We consumed most of the second-half from our indoors windowed seats in the bar and we saw the best moment of the game so far just after the hour as Ken Taniyama's left-wing cross swings its way on to the woodwork and looked to bounce twice off the top of the crossbar before going out for a Panjab goal-kick. We got into the last 15 minutes with the game still at stalemate and for the second time in the match the Ref pointed for a Panjab penalty. This time it would be Amar Purewal of West Auckland Town who slotted it home to a huge relief from the crowd and indeed my own sanity. Panjab 1-0 UKJ. After going over 250 tournament minutes without conceding, young goalie Hyo Geum Lim had finally conceded and it was probably going to be the goal that saw his side lose all hope of qualifying for the Quarter-Finals. But hope is never lost, as they say, and we were about to see the goal of the tournament so far. Hang on in there lads.
With pressure building we entered the 93rd minute and as the ball came to Su Hyeon Mun the FC Korea man made his mark on the tournament with a flicked turn past a Panjab player before a cracking 20-yard bouncing pile-driver on the half-volley, which flew past Yousuf Ijaz Butt and sparked some relieved glory for the United Korean bench.

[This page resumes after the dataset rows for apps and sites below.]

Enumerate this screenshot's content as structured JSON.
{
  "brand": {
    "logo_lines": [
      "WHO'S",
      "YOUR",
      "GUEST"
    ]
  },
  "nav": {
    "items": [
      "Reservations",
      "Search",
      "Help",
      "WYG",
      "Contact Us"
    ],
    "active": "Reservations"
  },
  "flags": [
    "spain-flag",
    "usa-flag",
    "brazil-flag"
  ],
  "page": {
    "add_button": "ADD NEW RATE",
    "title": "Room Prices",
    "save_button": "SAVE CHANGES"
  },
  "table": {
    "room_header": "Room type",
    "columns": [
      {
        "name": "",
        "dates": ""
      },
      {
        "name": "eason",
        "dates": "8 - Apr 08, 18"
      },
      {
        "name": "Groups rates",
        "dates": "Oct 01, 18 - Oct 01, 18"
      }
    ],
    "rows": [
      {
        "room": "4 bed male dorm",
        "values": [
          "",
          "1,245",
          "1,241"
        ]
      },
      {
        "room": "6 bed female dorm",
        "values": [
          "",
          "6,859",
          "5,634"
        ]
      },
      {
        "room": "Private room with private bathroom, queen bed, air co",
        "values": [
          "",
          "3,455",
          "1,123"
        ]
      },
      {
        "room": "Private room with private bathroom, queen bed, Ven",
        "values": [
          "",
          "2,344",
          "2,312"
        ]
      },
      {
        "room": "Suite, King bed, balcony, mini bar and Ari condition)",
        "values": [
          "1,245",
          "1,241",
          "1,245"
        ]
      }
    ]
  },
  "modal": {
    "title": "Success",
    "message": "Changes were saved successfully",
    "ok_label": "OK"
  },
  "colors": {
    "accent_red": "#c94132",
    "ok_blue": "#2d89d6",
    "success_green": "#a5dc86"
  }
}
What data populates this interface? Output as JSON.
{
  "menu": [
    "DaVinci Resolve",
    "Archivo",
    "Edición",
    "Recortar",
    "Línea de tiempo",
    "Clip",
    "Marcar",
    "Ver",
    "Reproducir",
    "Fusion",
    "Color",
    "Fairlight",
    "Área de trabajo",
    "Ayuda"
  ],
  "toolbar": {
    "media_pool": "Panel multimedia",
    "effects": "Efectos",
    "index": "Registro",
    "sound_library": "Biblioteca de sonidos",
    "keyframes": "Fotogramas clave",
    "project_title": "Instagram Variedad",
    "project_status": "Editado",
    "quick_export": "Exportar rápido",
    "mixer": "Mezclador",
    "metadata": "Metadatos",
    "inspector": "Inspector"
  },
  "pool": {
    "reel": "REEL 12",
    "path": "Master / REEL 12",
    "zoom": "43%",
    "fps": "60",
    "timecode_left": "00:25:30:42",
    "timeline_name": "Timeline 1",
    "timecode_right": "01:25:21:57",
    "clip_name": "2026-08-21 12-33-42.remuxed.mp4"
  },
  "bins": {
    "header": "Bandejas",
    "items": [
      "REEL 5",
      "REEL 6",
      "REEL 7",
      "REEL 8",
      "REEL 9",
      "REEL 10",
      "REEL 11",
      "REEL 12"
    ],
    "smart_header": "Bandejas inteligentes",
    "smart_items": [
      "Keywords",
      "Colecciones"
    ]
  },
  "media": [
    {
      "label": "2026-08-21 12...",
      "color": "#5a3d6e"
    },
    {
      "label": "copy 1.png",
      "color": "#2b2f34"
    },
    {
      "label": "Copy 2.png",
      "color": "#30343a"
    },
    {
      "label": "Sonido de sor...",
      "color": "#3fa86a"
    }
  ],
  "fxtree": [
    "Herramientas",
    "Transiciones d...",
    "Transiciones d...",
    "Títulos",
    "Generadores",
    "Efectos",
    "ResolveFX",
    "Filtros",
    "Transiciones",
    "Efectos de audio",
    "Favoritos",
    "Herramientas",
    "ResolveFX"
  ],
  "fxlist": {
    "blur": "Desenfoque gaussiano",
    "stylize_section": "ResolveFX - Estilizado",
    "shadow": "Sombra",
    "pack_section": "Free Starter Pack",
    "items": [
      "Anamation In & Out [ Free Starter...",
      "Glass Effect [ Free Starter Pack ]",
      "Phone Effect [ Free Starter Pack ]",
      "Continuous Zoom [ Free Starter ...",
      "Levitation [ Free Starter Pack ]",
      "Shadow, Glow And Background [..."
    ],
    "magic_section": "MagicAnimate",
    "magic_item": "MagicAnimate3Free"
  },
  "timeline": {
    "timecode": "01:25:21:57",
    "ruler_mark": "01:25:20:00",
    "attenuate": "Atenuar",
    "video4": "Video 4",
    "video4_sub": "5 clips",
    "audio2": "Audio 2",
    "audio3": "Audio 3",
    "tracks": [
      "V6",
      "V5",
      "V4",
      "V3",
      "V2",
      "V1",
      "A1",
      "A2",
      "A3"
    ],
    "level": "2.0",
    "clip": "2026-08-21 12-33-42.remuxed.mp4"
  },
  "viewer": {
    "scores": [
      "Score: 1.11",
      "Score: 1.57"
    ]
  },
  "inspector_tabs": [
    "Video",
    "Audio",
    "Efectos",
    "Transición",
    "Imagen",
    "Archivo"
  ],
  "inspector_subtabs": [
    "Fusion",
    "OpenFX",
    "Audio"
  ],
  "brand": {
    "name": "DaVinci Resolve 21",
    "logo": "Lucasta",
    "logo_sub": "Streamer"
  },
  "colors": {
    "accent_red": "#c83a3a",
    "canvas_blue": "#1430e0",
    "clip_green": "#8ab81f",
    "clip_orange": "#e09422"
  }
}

Injured Player-Manager Yong Hak An threw his ice pack to the ground and ran on to the pitch to join the cheers. Panjab 1-1 UKJ. As the Ref finally calmed An down and got everybody back in place, the match restarted momentarily before the final whistle blew, sending Panjab into a mouthwatering Quarter-Final tie against Padania this afternoon, meanwhile UKJ must now face Tuvalu in a game where they will surely finally find their goalscoring boots. For Pint of Football it'll be a busy one again today as I start the day with the 3pm match at Enfield for the all-African tie, Matabeleland v Kabylia, before going to the only Essex club to host a CONIFA World Cup match, Aveley. That one will be fought between Tamil Eelam and Abkhazia, two teams I've seen lose already so far against Barawa and Kárpátalya respectively.
|It'll look amazing when it stops being so pristine|
|Another great attendance for this one|
|The view from the clubhouse- not too shabby|
|Never have grey clouds been so welcome|
|Anyone fancy a stoppage time belter?|
|Cheers Slough, maybe see you in the Football League one day|